Records supplied:
· · · · · · ·

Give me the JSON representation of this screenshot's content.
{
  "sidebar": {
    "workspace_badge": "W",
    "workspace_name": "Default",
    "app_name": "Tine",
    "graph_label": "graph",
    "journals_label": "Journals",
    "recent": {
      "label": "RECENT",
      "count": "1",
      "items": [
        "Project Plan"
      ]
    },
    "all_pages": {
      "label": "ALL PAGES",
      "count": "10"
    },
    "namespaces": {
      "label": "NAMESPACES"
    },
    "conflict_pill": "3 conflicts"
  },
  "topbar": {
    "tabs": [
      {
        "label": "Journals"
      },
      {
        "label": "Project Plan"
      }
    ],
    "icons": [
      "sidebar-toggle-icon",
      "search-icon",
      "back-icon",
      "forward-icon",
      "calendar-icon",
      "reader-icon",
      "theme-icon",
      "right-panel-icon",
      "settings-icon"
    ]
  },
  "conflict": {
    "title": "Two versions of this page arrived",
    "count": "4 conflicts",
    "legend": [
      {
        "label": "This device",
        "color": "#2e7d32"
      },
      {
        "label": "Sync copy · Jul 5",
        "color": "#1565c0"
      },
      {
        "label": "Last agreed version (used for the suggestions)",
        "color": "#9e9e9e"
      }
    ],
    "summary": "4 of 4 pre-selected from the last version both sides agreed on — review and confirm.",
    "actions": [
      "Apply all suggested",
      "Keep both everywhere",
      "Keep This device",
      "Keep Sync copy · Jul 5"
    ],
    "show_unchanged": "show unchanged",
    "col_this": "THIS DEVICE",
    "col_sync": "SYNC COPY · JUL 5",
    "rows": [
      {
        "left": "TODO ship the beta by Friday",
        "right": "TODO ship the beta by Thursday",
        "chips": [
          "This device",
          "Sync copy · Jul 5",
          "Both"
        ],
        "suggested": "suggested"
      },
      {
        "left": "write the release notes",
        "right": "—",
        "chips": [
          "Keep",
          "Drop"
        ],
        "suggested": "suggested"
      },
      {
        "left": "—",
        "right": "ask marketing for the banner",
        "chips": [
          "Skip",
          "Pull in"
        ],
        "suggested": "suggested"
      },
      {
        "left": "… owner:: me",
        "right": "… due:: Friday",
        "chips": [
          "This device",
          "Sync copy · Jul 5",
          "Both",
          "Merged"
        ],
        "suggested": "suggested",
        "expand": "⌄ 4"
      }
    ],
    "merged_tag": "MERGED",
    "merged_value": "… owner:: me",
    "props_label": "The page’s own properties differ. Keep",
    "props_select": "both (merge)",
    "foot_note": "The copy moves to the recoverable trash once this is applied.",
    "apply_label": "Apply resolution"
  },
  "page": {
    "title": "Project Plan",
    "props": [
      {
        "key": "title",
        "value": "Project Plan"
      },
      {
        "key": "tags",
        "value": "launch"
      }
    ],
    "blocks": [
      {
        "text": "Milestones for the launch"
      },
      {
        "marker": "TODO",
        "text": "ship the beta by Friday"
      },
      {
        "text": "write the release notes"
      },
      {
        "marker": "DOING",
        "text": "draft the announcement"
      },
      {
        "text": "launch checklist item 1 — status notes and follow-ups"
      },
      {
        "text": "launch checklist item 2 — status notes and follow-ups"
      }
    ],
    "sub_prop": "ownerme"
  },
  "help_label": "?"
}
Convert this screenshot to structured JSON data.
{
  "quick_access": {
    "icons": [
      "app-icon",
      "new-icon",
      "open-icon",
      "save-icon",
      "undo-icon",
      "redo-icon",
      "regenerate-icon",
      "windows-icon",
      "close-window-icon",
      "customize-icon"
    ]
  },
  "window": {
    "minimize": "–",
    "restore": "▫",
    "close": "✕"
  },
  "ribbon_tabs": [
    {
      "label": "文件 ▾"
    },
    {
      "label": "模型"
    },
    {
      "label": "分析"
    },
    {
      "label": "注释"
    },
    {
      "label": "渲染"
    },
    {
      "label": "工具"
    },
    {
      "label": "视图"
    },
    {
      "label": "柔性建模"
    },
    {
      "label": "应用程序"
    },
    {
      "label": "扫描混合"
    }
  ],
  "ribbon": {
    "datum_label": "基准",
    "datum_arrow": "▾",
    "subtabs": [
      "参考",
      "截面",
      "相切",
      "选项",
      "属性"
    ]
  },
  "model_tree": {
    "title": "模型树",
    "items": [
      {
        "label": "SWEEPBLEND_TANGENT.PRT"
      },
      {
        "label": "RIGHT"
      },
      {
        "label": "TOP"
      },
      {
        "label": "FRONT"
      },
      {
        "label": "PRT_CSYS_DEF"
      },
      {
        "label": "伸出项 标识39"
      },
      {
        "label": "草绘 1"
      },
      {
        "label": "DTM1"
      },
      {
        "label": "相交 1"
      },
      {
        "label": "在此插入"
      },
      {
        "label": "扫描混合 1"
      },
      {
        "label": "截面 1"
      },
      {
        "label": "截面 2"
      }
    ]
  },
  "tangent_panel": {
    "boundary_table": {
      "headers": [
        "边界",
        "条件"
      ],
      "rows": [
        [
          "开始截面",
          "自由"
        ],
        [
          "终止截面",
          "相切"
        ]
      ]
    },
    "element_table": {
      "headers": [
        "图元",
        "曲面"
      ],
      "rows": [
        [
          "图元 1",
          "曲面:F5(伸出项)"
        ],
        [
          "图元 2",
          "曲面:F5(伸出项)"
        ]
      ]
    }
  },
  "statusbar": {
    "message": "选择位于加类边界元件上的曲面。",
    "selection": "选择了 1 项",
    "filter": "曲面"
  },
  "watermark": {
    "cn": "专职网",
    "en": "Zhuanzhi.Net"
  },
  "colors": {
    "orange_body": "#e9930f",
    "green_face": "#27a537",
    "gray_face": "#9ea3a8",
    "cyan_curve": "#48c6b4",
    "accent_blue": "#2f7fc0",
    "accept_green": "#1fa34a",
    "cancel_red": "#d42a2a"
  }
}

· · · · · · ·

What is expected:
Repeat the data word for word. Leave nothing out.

Final answer:
Give me the JSON representation of this screenshot's content.
{
  "sidebar": {
    "workspace_badge": "W",
    "workspace_name": "Default",
    "app_name": "Tine",
    "graph_label": "graph",
    "journals_label": "Journals",
    "recent": {
      "label": "RECENT",
      "count": "1",
      "items": [
        "Project Plan"
      ]
    },
    "all_pages": {
      "label": "ALL PAGES",
      "count": "10"
    },
    "namespaces": {
      "label": "NAMESPACES"
    },
    "conflict_pill": "3 conflicts"
  },
  "topbar": {
    "tabs": [
      {
        "label": "Journals"
      },
      {
        "label": "Project Plan"
      }
    ],
    "icons": [
      "sidebar-toggle-icon",
      "search-icon",
      "back-icon",
      "forward-icon",
      "calendar-icon",
      "reader-icon",
      "theme-icon",
      "right-panel-icon",
      "settings-icon"
    ]
  },
  "conflict": {
    "title": "Two versions of this page arrived",
    "count": "4 conflicts",
    "legend": [
      {
        "label": "This device",
        "color": "#2e7d32"
      },
      {
        "label": "Sync copy · Jul 5",
        "color": "#1565c0"
      },
      {
        "label": "Last agreed version (used for the suggestions)",
        "color": "#9e9e9e"
      }
    ],
    "summary": "4 of 4 pre-selected from the last version both sides agreed on — review and confirm.",
    "actions": [
      "Apply all suggested",
      "Keep both everywhere",
      "Keep This device",
      "Keep Sync copy · Jul 5"
    ],
    "show_unchanged": "show unchanged",
    "col_this": "THIS DEVICE",
    "col_sync": "SYNC COPY · JUL 5",
    "rows": [
      {
        "left": "TODO ship the beta by Friday",
        "right": "TODO ship the beta by Thursday",
        "chips": [
          "This device",
          "Sync copy · Jul 5",
          "Both"
        ],
        "suggested": "suggested"
      },
      {
        "left": "write the release notes",
        "right": "—",
        "chips": [
          "Keep",
          "Drop"
        ],
        "suggested": "suggested"
      },
      {
        "left": "—",
        "right": "ask marketing for the banner",
        "chips": [
          "Skip",
          "Pull in"
        ],
        "suggested": "suggested"
      },
      {
        "left": "… owner:: me",
        "right": "… due:: Friday",
        "chips": [
          "This device",
          "Sync copy · Jul 5",
          "Both",
          "Merged"
        ],
        "suggested": "suggested",
        "expand": "⌄ 4"
      }
    ],
    "merged_tag": "MERGED",
    "merged_value": "… owner:: me",
    "props_label": "The page’s own properties differ. Keep",
    "props_select": "both (merge)",
    "foot_note": "The copy moves to the recoverable trash once this is applied.",
    "apply_label": "Apply resolution"
  },
  "page": {
    "title": "Project Plan",
    "props": [
      {
        "key": "title",
        "value": "Project Plan"
      },
      {
        "key": "tags",
        "value": "launch"
      }
    ],
    "blocks": [
      {
        "text": "Milestones for the launch"
      },
      {
        "marker": "TODO",
        "text": "ship the beta by Friday"
      },
      {
        "text": "write the release notes"
      },
      {
        "marker": "DOING",
        "text": "draft the announcement"
      },
      {
        "text": "launch checklist item 1 — status notes and follow-ups"
      },
      {
        "text": "launch checklist item 2 — status notes and follow-ups"
      }
    ],
    "sub_prop": "ownerme"
  },
  "help_label": "?"
}
Convert this screenshot to structured JSON data.
{
  "quick_access": {
    "icons": [
      "app-icon",
      "new-icon",
      "open-icon",
      "save-icon",
      "undo-icon",
      "redo-icon",
      "regenerate-icon",
      "windows-icon",
      "close-window-icon",
      "customize-icon"
    ]
  },
  "window": {
    "minimize": "–",
    "restore": "▫",
    "close": "✕"
  },
  "ribbon_tabs": [
    {
      "label": "文件 ▾"
    },
    {
      "label": "模型"
    },
    {
      "label": "分析"
    },
    {
      "label": "注释"
    },
    {
      "label": "渲染"
    },
    {
      "label": "工具"
    },
    {
      "label": "视图"
    },
    {
      "label": "柔性建模"
    },
    {
      "label": "应用程序"
    },
    {
      "label": "扫描混合"
    }
  ],
  "ribbon": {
    "datum_label": "基准",
    "datum_arrow": "▾",
    "subtabs": [
      "参考",
      "截面",
      "相切",
      "选项",
      "属性"
    ]
  },
  "model_tree": {
    "title": "模型树",
    "items": [
      {
        "label": "SWEEPBLEND_TANGENT.PRT"
      },
      {
        "label": "RIGHT"
      },
      {
        "label": "TOP"
      },
      {
        "label": "FRONT"
      },
      {
        "label": "PRT_CSYS_DEF"
      },
      {
        "label": "伸出项 标识39"
      },
      {
        "label": "草绘 1"
      },
      {
        "label": "DTM1"
      },
      {
        "label": "相交 1"
      },
      {
        "label": "在此插入"
      },
      {
        "label": "扫描混合 1"
      },
      {
        "label": "截面 1"
      },
      {
        "label": "截面 2"
      }
    ]
  },
  "tangent_panel": {
    "boundary_table": {
      "headers": [
        "边界",
        "条件"
      ],
      "rows": [
        [
          "开始截面",
          "自由"
        ],
        [
          "终止截面",
          "相切"
        ]
      ]
    },
    "element_table": {
      "headers": [
        "图元",
        "曲面"
      ],
      "rows": [
        [
          "图元 1",
          "曲面:F5(伸出项)"
        ],
        [
          "图元 2",
          "曲面:F5(伸出项)"
        ]
      ]
    }
  },
  "statusbar": {
    "message": "选择位于加类边界元件上的曲面。",
    "selection": "选择了 1 项",
    "filter": "曲面"
  },
  "watermark": {
    "cn": "专职网",
    "en": "Zhuanzhi.Net"
  },
  "colors": {
    "orange_body": "#e9930f",
    "green_face": "#27a537",
    "gray_face": "#9ea3a8",
    "cyan_curve": "#48c6b4",
    "accent_blue": "#2f7fc0",
    "accept_green": "#1fa34a",
    "cancel_red": "#d42a2a"
  }
}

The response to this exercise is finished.